■ **WORK ITEM**
Below are the records; copy every line in them that holds the string "word".

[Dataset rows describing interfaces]
+ + + + + + +

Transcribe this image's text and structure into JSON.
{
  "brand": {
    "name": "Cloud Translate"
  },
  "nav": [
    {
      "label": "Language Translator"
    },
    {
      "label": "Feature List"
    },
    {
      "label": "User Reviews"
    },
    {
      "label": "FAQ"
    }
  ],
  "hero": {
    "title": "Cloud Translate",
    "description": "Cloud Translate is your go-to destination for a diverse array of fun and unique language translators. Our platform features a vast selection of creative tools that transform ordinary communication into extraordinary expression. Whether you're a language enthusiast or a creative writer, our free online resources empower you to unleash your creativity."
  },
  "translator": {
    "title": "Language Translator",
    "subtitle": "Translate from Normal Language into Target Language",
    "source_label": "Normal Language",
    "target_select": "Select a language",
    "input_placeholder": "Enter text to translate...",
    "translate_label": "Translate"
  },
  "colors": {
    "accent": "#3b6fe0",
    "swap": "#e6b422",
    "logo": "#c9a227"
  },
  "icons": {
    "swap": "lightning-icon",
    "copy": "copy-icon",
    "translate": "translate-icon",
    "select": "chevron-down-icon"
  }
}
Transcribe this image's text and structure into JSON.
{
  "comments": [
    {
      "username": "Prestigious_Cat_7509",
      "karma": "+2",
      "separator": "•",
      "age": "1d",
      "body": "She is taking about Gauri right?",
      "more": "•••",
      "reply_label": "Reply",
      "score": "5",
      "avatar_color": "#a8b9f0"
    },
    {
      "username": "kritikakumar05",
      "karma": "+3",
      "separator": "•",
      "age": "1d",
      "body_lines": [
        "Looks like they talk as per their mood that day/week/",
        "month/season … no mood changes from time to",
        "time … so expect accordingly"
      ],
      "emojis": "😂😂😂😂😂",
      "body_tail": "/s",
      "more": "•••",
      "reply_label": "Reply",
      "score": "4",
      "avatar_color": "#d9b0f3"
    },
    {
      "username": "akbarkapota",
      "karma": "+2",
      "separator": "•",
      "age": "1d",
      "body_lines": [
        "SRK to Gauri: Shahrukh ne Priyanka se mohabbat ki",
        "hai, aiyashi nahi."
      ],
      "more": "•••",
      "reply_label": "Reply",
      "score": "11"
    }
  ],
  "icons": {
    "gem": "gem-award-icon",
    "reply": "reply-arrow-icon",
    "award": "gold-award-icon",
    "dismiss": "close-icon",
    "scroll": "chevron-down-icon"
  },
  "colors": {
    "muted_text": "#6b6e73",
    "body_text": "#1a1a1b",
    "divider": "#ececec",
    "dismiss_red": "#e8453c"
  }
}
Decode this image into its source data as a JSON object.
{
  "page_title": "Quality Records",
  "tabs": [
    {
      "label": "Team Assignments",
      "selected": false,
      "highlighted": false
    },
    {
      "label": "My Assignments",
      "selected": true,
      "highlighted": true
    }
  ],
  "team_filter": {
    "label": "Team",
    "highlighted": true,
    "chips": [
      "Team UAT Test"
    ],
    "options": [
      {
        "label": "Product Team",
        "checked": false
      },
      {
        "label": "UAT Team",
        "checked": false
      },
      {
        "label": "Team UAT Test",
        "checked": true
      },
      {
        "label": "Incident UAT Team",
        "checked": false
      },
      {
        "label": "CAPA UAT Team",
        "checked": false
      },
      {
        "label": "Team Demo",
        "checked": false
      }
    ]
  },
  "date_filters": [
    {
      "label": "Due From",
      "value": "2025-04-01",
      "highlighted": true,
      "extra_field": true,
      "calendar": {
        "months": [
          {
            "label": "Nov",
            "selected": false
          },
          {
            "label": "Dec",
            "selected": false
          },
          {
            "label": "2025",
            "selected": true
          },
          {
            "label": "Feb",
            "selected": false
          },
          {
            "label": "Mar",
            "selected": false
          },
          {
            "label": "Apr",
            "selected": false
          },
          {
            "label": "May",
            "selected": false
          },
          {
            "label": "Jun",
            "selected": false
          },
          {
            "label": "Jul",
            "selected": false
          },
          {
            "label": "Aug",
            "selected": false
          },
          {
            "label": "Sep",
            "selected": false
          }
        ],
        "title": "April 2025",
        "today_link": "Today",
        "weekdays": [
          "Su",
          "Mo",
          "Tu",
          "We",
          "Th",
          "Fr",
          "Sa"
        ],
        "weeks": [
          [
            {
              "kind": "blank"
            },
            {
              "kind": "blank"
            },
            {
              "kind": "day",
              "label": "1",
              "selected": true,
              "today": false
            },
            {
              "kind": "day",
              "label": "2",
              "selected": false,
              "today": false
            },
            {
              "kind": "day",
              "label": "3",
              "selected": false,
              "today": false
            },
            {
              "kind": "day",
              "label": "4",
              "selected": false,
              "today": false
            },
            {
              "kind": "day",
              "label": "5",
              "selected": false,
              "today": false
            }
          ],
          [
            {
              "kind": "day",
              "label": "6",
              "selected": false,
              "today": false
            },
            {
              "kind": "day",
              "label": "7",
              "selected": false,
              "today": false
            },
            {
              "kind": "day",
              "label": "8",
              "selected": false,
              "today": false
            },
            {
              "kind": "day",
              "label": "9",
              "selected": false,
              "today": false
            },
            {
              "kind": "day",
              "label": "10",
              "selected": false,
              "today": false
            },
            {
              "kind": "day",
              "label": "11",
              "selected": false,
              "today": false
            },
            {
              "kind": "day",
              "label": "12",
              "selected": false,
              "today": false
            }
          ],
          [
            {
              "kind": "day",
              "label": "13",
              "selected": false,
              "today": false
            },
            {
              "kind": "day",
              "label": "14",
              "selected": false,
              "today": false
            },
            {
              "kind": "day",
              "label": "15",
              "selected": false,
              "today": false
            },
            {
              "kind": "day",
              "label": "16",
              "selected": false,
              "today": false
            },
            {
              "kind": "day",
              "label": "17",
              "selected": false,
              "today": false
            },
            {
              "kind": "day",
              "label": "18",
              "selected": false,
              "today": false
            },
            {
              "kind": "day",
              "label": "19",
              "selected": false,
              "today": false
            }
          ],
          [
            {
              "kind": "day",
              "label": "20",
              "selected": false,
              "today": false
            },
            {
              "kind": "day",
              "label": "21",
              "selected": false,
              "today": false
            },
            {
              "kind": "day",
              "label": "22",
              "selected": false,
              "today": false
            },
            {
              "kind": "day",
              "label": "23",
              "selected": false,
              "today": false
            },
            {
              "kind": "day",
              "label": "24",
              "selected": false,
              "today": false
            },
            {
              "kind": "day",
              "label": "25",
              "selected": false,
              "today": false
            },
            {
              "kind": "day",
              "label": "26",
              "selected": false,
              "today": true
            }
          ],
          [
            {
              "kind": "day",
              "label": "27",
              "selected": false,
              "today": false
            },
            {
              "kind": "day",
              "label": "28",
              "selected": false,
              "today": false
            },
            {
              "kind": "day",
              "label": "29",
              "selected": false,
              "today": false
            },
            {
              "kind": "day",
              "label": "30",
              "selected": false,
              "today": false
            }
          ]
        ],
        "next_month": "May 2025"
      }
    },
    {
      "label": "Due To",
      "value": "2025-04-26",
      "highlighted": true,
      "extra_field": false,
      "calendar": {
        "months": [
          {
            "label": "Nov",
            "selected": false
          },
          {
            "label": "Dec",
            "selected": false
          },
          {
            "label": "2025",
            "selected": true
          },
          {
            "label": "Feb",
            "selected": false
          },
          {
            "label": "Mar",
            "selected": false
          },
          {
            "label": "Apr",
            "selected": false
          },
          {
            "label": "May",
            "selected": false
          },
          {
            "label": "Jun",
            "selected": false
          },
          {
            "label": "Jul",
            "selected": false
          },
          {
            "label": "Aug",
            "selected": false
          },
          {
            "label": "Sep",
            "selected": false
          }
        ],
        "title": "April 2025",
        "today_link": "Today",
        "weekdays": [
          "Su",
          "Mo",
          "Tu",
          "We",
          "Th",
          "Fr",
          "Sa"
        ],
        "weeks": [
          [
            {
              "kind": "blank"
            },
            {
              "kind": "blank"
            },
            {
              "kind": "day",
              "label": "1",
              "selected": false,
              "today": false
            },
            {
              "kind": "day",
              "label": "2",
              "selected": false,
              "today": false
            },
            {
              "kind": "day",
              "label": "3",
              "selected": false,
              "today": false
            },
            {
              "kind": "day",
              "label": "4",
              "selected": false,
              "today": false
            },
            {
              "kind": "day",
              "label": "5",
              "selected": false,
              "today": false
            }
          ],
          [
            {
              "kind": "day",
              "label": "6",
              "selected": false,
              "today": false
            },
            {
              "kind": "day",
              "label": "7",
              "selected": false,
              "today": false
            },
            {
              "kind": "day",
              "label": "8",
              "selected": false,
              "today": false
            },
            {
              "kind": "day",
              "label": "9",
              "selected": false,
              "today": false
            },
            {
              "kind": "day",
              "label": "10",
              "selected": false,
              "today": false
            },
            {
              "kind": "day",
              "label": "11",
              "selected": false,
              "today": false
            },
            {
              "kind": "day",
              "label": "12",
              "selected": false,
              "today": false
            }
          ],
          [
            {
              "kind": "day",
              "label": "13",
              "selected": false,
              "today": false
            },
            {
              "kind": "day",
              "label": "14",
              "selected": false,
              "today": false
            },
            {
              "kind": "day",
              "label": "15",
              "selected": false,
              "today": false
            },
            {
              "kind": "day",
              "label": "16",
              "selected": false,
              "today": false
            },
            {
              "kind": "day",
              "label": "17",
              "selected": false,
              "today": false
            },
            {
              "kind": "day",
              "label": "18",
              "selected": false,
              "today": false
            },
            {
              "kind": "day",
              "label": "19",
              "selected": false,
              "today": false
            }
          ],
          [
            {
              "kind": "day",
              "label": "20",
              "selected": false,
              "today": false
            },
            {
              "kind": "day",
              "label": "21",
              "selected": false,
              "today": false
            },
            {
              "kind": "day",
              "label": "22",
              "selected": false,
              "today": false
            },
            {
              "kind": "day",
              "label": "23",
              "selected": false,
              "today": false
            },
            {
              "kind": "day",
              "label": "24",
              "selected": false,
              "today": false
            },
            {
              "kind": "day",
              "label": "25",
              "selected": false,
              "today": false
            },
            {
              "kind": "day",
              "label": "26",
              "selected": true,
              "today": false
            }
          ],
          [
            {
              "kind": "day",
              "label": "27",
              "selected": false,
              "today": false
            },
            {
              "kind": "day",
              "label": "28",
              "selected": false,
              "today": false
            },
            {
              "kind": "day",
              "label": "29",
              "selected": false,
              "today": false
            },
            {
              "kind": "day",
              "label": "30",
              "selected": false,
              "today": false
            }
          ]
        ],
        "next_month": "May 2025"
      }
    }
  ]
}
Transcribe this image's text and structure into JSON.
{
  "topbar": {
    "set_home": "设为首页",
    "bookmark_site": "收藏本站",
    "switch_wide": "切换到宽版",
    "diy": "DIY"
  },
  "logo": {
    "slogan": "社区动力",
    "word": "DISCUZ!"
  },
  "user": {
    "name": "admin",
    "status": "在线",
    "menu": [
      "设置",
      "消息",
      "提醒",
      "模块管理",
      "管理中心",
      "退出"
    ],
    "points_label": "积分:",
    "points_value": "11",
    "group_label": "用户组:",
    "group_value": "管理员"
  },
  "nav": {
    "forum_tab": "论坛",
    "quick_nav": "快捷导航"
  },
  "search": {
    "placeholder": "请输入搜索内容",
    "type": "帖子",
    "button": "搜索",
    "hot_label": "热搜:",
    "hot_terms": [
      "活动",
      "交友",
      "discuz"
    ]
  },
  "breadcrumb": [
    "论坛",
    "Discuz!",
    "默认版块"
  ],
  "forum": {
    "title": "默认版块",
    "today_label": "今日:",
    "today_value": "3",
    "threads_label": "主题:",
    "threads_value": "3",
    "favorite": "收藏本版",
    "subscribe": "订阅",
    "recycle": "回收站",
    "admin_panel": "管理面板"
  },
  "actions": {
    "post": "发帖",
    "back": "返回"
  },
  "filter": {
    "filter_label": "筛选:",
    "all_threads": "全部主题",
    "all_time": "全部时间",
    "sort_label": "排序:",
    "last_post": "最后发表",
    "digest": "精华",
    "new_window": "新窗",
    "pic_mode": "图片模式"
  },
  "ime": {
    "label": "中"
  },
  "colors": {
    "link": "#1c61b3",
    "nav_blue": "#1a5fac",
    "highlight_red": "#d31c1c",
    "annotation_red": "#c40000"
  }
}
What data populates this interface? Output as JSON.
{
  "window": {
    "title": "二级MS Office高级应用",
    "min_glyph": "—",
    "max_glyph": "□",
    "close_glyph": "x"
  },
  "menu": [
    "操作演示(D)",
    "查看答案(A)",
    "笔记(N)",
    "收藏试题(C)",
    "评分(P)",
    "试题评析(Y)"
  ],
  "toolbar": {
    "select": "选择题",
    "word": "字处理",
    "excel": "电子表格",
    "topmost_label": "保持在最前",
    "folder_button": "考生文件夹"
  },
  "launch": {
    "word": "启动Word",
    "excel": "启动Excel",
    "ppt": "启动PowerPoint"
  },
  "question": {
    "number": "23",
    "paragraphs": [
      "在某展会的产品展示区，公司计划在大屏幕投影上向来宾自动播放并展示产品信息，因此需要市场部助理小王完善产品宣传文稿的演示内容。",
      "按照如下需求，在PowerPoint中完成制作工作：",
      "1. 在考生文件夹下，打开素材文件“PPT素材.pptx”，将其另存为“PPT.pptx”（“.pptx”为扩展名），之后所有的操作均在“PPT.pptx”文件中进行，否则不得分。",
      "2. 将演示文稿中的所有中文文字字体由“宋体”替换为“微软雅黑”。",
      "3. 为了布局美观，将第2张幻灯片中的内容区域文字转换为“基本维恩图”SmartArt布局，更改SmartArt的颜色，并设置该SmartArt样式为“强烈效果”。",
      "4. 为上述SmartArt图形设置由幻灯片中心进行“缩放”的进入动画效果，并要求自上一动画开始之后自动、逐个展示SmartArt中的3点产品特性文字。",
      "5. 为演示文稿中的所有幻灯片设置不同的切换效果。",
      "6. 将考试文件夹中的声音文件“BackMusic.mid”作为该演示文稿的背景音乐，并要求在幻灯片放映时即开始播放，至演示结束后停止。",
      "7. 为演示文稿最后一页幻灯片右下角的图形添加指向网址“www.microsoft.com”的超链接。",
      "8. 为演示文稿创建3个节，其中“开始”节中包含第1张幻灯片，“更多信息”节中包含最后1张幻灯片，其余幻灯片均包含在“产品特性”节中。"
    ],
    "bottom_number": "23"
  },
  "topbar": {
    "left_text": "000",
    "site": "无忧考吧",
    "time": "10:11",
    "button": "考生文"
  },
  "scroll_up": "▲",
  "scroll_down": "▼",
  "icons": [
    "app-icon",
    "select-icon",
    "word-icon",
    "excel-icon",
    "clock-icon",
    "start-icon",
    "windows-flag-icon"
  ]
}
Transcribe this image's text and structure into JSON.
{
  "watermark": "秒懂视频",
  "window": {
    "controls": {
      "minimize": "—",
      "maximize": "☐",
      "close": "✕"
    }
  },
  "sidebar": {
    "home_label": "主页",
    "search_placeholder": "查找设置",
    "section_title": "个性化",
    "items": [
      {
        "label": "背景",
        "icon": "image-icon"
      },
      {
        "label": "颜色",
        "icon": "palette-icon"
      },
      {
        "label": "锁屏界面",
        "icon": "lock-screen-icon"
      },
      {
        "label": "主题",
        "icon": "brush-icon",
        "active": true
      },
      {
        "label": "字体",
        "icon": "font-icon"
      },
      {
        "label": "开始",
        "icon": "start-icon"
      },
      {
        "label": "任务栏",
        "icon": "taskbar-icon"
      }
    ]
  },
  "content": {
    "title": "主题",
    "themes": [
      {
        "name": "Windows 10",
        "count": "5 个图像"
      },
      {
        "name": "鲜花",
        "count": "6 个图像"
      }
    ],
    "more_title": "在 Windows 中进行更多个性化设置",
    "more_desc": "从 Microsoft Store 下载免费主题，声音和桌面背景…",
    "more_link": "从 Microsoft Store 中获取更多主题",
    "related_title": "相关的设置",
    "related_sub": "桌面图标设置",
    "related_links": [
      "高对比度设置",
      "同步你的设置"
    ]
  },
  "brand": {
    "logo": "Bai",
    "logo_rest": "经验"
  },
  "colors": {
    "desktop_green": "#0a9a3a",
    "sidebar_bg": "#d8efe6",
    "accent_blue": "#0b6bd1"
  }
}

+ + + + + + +

■ **RESPONSE BOX**
    "word": "DISCUZ!"
    "word": "字处理",
    "word": "启动Word",
    "word-icon",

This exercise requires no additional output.